on the October 28, 2021

From 3 P.M
We are pleased to share with you the first MIAI Deeptails Seminar with Kazuki Irie and Robert Csordas.

The Devil is in the Detail: Simple Tricks Improve Systematic Generalization of Transformers


Strong baselines are crucial for properly measuring progress in machine learning. When revisiting configurations of existing baselines, we sometimes end up discovering some surprising results... Recently, many datasets have been proposed to test the systematic generalization ability of neural networks. The companion baseline Transformers, typically trained with default hyper-parameters from standard tasks, are shown to fail dramatically. Here we demonstrate that by revisiting model configurations as basic as scaling of embeddings, early stopping, relative positional embedding, and Universal Transformer variants, we can drastically improve the performance of Transformers on systematic generalization. We report improvements on five popular datasets: SCAN, CFQ, PCFG, COGS, and Mathematics dataset. Our models improve accuracy from 50% to 85% on the PCFG productivity split, and from 35% to 81% on COGS. On SCAN, relative positional embedding largely mitigates the EOS decision problem (Newman et al., 2020), yielding 100% accuracy on the length split with a cutoff at 26. Importantly, performance differences between these models are typically invisible on the IID data split. This calls for proper generalization validation sets for developing neural networks that generalize systematically.


Kazuki Irie is a postdoc working under Prof.
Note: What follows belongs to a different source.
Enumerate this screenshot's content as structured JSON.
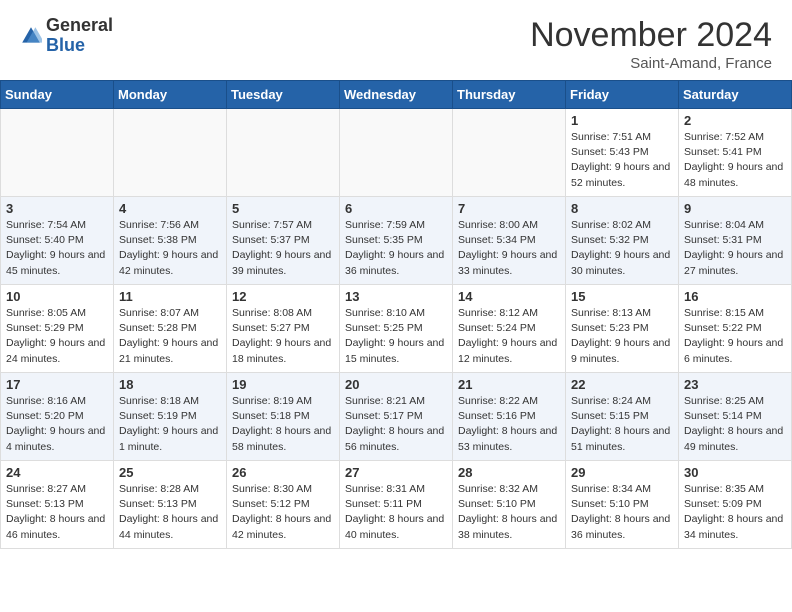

Jürgen Schmidhuber at the Swiss AI Lab IDSIA, University of Lugano (USI) and SUPSI.
He is broadly interested in computer science, machine learning, and neural networks.
He completed his PhD in Computer Science at RWTH Aachen University in May 2020 under the supervision of Prof. Dr.-Ing. Hermann Ney, where he worked on neural network based language modelling to improve automatic speech recognition.
He worked twice as a research intern at Google USA, in New York in 2017 and in Mountain View in 2018.
Before joining RWTH Aachen, he studied Applied Mathematics at École Centrale Paris and ENS Cachan in France, and obtained Diplôme d'Ingénieur and Master of Science degrees.
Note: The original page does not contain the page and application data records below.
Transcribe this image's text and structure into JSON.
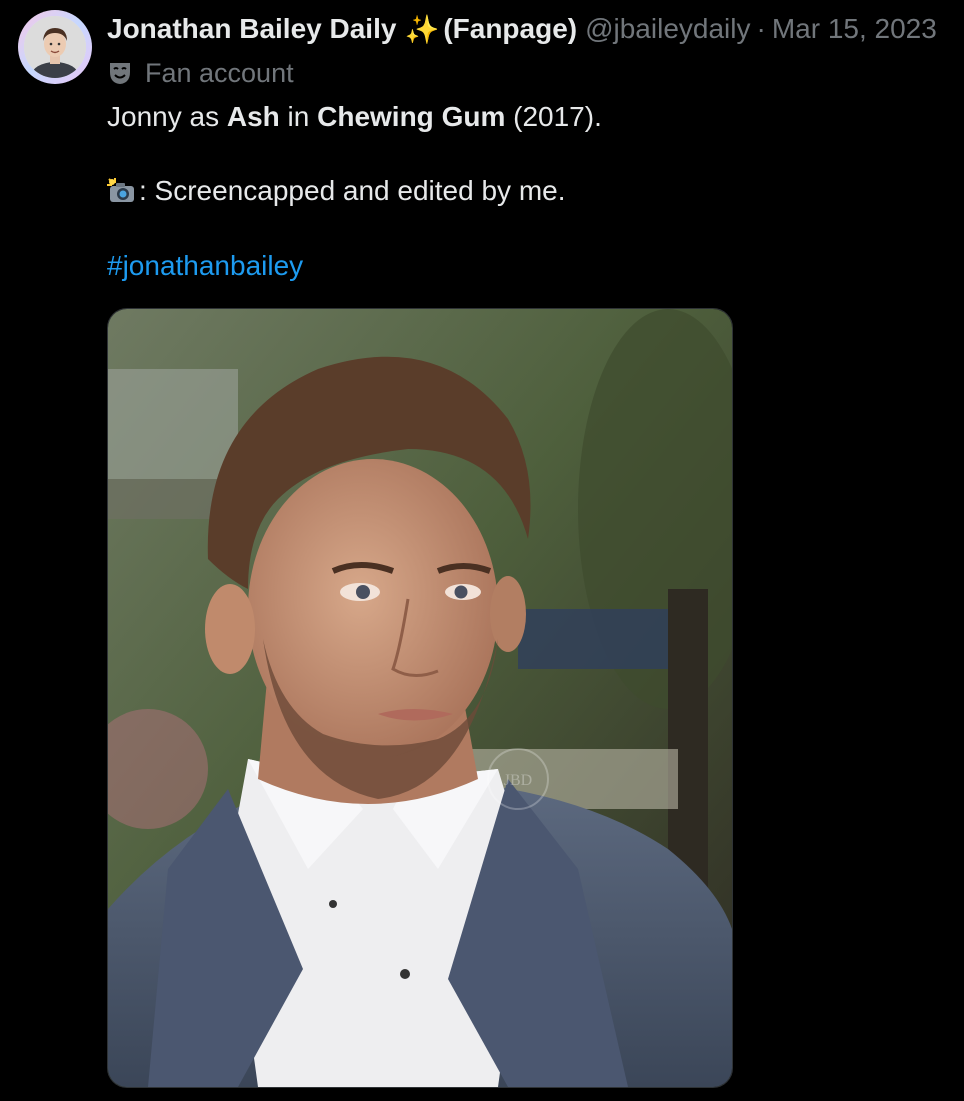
{
  "tweet": {
    "display_name": "Jonathan Bailey Daily",
    "name_emoji": "✨",
    "name_suffix": "(Fanpage)",
    "handle": "@jbaileydaily",
    "separator": "·",
    "date": "Mar 15, 2023",
    "account_label": "Fan account",
    "account_label_icon": "theater-mask-icon",
    "line1": {
      "prefix": "Jonny as ",
      "bold1": "Ash",
      "middle": " in ",
      "bold2": "Chewing Gum",
      "suffix": " (2017)."
    },
    "line2": {
      "icon": "camera-flash-emoji",
      "text": ": Screencapped and edited by me."
    },
    "hashtag": "#jonathanbailey",
    "media": {
      "description_icon": "photo",
      "watermark": "JBD"
    }
  },
  "colors": {
    "background": "#000000",
    "text": "#e7e9ea",
    "secondary": "#71767b",
    "link": "#1d9bf0",
    "border": "#2f3336"
  }
}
Robert Csordas is a PhD candidate at the Swiss AI lab IDSIA, working with Prof. Jürgen Schmidhuber, where he works on systematic generalization, mainly in the context of algorithmic reasoning. This drives his research interest in network architectures (Transformers, DNC, graph networks) with inductive biases like information routing (attention, memory) and learning modular structures. His goal is to create a system that can learn generally applicable rules instead of pure pattern matching but with minimal hardcoded structure. He considers the lack of systematic generation to be the main obstacle to a more generally applicable artificial intelligence.
Published on October 20, 2021